─── DATA SUPPLIED ───
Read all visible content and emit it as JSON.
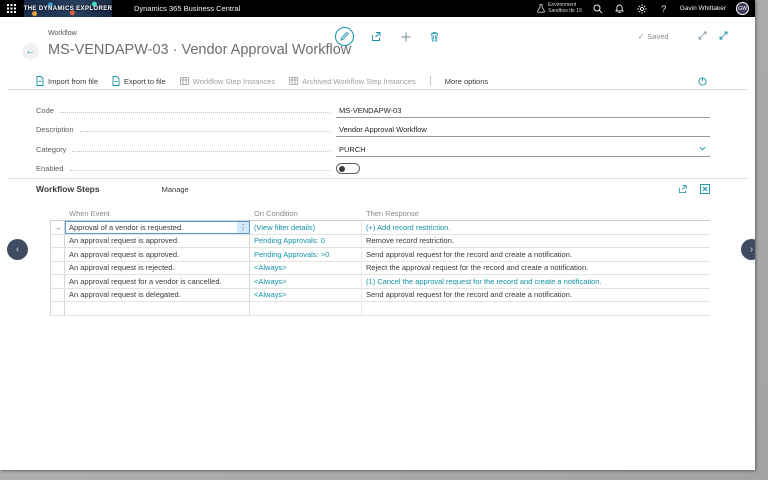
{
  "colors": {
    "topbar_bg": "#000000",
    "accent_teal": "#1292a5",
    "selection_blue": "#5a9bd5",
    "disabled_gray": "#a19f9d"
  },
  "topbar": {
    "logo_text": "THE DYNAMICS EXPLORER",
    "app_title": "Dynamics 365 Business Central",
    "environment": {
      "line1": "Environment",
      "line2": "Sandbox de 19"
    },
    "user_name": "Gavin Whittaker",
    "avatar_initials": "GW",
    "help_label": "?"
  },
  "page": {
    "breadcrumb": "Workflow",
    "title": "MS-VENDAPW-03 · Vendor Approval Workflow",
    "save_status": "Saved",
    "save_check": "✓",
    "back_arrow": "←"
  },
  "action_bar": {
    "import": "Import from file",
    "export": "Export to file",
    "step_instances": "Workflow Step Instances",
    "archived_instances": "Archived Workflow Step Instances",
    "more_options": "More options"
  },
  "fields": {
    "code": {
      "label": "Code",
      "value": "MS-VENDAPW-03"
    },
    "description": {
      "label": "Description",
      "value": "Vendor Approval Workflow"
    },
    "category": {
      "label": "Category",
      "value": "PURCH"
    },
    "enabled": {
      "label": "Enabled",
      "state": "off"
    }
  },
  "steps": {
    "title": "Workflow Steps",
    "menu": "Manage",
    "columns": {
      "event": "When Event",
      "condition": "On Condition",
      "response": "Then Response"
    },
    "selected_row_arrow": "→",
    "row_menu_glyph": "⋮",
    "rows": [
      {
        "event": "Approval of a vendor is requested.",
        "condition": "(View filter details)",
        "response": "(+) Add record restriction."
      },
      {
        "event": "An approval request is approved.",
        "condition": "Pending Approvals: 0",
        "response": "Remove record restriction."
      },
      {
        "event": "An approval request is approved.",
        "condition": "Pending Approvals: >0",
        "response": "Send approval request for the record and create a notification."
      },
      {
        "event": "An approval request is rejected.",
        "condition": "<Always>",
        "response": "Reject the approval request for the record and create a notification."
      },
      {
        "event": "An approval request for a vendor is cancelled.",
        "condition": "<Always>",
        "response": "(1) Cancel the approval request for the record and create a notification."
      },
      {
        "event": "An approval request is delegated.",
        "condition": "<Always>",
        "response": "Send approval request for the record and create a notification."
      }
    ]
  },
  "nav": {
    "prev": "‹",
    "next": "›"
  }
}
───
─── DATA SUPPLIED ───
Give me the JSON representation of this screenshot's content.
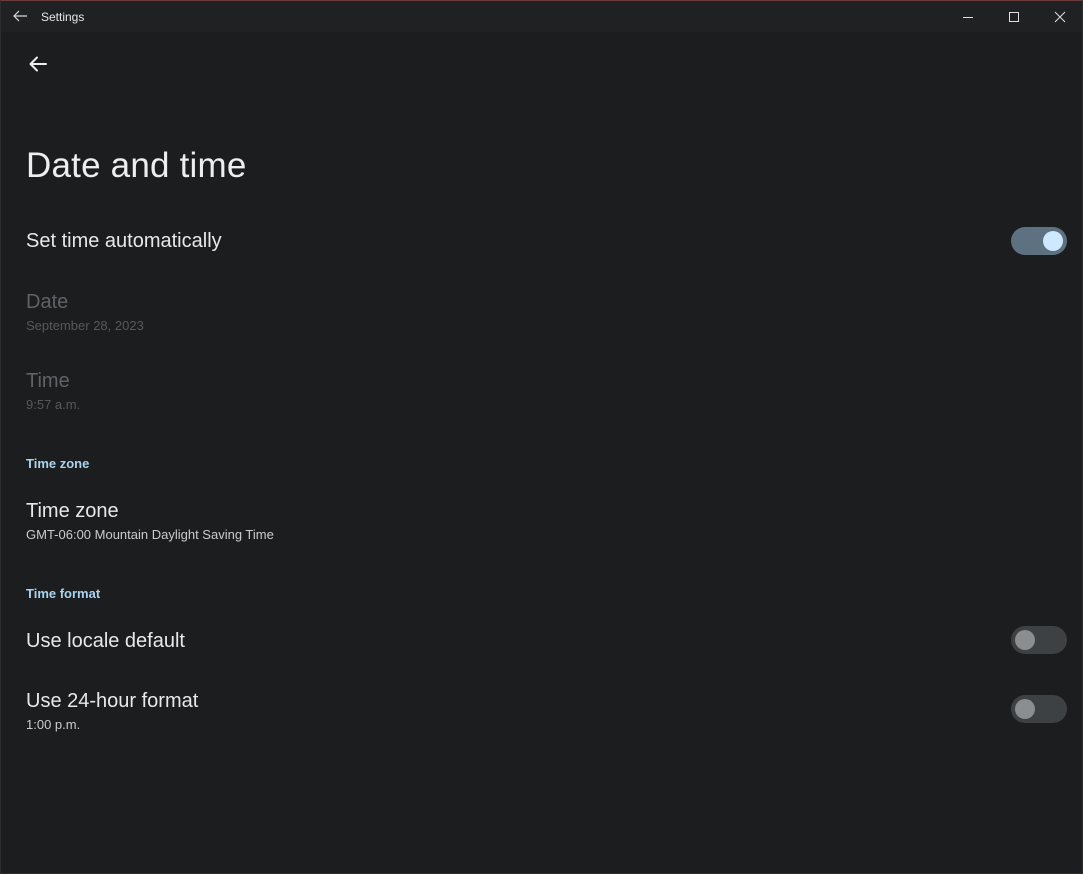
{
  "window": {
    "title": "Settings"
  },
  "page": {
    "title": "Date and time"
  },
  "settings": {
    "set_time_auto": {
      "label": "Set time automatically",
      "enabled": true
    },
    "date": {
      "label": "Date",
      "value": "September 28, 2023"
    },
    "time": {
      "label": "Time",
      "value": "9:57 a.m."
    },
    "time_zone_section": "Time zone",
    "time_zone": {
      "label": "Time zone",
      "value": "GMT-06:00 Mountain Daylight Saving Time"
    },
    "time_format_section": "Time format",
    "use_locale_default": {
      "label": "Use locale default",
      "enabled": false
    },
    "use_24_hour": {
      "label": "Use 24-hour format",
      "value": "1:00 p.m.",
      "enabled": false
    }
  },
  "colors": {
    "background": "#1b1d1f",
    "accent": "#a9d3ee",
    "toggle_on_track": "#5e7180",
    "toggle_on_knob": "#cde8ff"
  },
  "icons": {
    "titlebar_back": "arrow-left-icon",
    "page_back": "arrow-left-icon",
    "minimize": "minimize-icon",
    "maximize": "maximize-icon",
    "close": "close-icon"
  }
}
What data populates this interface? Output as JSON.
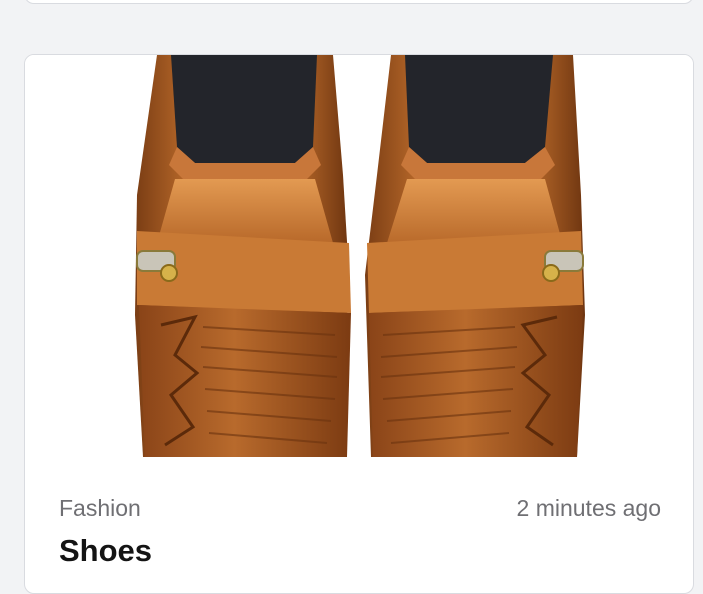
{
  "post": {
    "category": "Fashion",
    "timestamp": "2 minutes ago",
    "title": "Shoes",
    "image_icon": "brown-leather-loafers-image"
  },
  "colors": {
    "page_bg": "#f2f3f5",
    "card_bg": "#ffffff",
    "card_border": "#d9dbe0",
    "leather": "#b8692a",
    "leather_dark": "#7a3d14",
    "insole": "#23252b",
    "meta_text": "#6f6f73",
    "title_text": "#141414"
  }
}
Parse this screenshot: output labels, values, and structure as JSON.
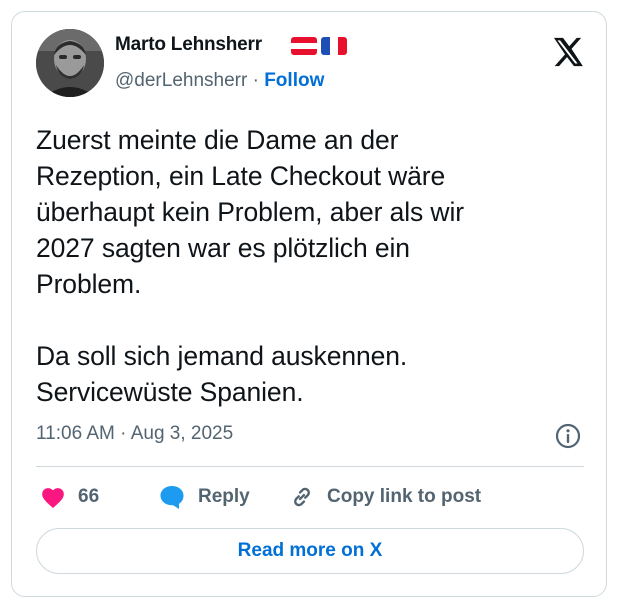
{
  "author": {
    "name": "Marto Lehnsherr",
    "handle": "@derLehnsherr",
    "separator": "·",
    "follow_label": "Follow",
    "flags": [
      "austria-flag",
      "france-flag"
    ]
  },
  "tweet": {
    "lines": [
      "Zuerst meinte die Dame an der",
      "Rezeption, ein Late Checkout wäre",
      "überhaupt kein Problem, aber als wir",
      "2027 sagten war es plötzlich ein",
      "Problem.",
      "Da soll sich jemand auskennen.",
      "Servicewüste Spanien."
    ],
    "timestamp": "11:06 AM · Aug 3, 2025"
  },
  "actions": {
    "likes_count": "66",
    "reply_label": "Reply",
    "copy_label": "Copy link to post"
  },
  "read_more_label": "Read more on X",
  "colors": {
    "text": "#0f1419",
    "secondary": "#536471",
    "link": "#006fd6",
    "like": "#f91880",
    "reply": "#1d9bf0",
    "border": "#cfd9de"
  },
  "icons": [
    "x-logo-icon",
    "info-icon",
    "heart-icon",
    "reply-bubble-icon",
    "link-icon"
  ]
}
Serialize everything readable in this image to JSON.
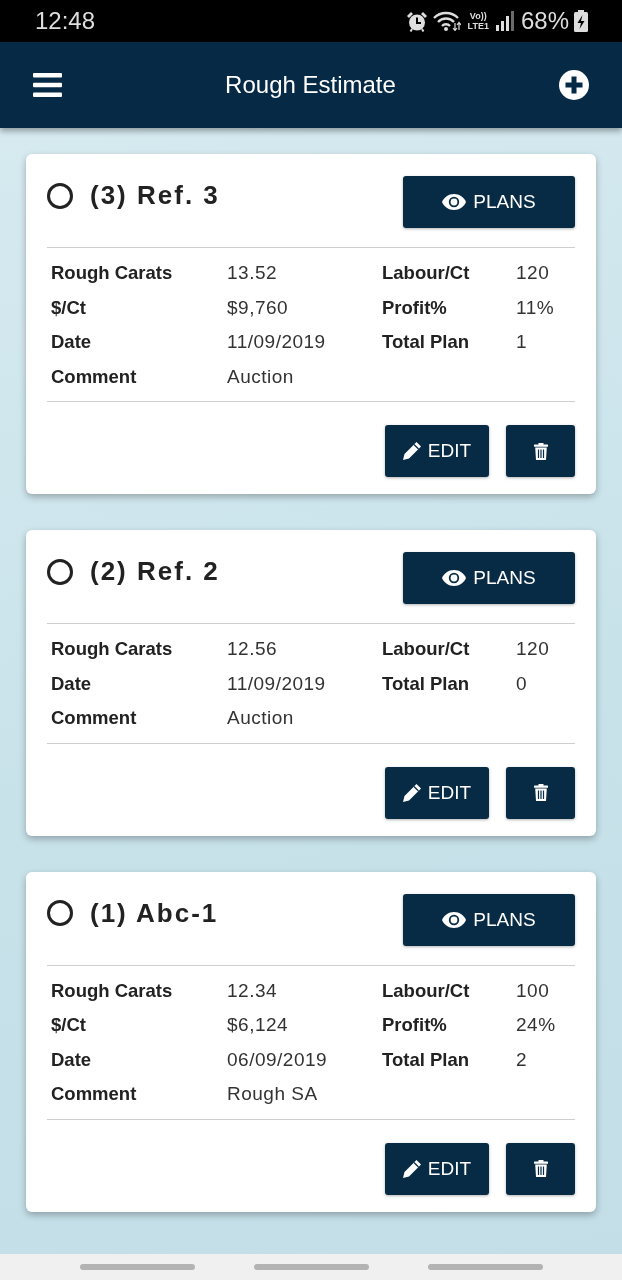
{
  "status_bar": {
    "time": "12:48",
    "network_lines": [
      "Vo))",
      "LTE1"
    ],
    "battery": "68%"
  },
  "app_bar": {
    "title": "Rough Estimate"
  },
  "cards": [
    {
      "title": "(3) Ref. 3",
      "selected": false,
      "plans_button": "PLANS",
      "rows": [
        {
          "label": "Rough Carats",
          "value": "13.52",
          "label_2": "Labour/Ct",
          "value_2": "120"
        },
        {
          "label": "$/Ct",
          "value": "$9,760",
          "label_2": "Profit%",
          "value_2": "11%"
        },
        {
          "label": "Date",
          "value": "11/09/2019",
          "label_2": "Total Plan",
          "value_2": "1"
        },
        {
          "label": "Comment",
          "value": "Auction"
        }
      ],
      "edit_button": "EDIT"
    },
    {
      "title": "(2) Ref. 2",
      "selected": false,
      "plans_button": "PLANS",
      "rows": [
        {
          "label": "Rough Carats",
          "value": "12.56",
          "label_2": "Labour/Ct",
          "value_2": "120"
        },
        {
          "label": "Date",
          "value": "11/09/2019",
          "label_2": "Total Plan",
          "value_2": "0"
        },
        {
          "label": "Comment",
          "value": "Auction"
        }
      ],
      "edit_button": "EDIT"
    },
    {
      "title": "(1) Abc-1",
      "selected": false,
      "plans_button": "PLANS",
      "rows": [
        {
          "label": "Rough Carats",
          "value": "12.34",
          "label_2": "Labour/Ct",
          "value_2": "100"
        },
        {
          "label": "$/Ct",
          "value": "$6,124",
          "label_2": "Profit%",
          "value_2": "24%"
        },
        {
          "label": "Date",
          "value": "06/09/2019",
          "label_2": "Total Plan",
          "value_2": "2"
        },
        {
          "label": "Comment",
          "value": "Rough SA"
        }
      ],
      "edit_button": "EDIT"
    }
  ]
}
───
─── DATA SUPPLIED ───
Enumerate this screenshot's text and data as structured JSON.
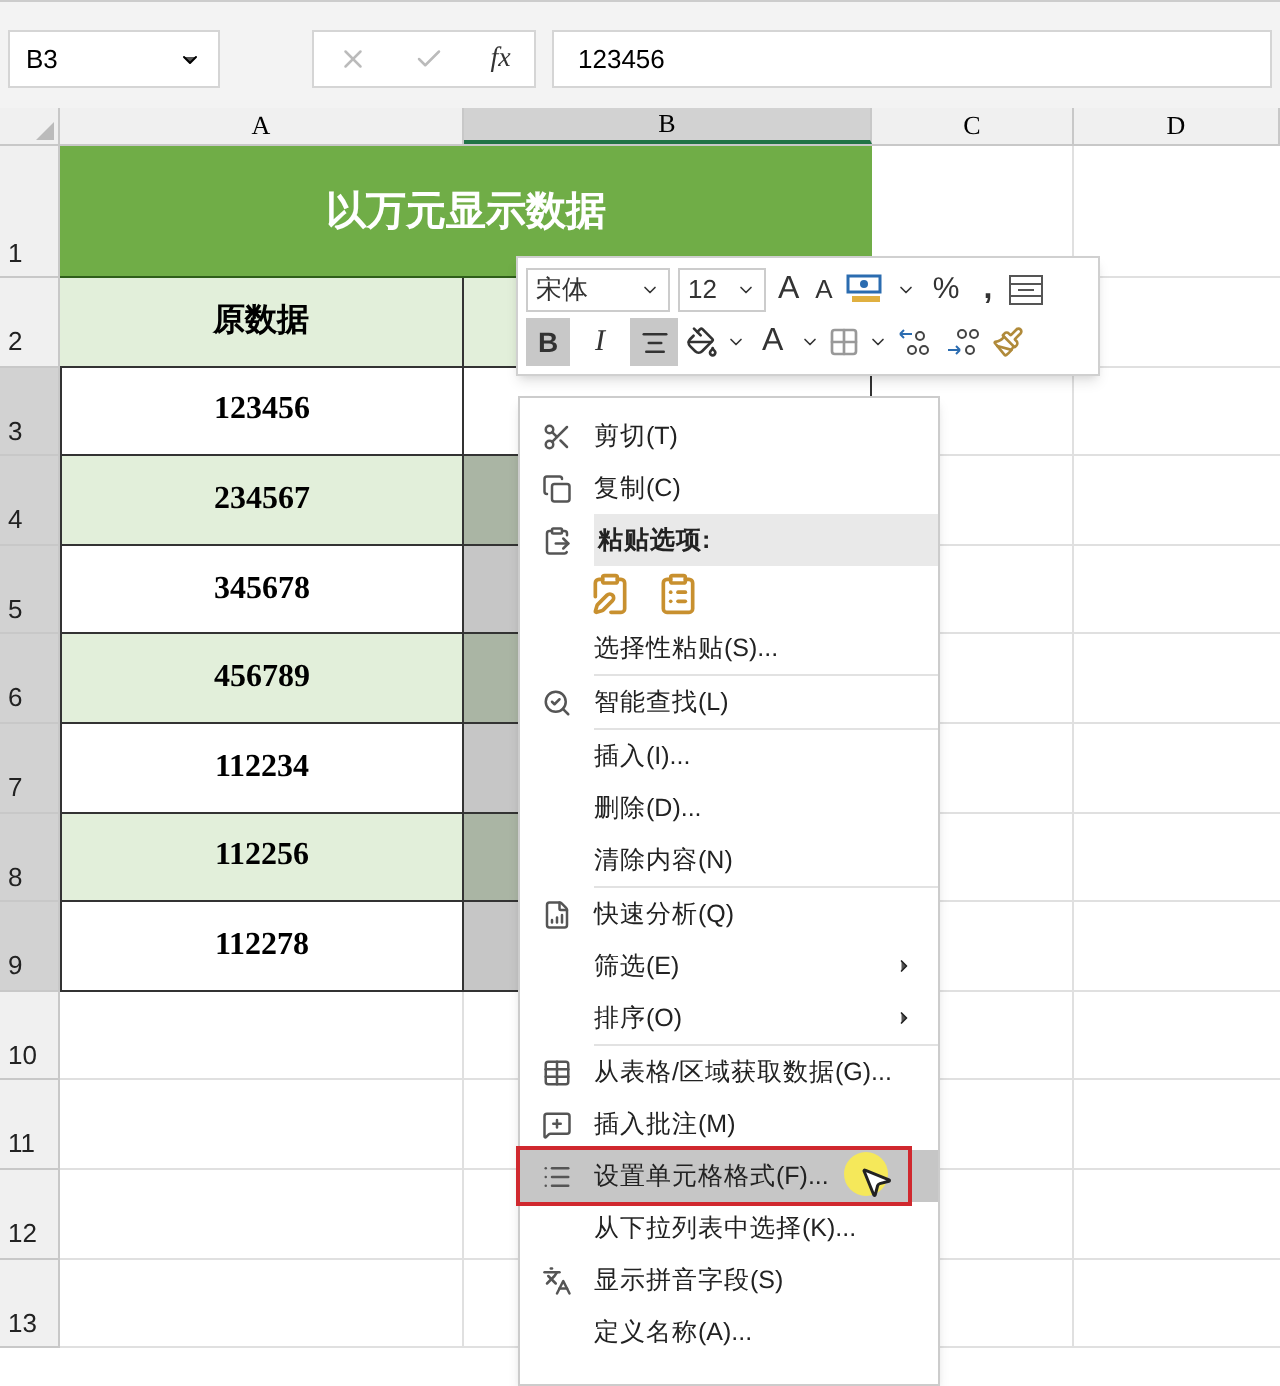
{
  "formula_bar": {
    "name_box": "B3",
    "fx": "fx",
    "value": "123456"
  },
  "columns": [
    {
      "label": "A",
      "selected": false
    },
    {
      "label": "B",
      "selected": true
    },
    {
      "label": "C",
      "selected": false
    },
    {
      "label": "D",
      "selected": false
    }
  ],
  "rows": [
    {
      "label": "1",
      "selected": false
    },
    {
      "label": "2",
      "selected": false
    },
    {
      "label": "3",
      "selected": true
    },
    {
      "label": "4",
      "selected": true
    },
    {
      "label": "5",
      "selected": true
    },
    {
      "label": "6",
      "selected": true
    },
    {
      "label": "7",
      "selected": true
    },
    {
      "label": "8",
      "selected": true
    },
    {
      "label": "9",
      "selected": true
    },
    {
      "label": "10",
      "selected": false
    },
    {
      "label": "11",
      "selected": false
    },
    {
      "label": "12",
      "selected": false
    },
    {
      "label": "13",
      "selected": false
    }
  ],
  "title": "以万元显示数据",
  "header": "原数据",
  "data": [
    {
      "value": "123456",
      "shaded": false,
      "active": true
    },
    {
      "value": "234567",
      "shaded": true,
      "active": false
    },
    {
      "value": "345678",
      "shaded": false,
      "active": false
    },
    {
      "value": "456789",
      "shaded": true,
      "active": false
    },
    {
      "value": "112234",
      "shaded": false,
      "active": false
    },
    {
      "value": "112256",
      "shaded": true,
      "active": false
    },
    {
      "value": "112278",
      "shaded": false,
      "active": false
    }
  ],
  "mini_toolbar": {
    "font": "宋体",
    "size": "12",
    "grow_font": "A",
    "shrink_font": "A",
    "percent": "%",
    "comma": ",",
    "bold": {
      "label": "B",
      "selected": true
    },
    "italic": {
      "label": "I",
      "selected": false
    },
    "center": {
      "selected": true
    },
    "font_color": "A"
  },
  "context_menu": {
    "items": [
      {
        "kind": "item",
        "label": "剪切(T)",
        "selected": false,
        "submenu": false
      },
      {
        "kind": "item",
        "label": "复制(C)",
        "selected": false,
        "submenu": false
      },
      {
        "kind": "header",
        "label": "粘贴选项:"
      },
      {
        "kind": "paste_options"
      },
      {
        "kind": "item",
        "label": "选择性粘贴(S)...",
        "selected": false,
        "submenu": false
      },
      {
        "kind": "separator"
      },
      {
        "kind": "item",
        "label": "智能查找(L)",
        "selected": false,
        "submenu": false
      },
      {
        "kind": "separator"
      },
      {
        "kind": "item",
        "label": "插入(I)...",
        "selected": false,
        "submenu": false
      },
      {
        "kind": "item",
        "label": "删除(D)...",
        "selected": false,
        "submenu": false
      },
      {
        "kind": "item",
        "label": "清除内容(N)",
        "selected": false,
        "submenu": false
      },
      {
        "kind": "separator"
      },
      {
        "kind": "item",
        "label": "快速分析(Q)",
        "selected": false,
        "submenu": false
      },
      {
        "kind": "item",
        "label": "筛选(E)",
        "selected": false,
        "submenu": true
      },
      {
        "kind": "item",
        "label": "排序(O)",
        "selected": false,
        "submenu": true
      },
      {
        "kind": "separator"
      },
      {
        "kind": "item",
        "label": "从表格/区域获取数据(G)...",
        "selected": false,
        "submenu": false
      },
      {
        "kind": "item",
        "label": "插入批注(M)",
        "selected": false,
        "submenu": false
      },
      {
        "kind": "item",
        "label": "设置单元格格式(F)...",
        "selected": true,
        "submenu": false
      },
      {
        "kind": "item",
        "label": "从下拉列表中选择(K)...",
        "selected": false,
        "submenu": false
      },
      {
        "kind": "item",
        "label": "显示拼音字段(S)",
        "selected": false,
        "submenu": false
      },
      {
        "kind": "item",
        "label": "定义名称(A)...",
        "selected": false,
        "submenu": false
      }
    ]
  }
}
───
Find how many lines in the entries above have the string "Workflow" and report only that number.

## ANSWER SECTION
6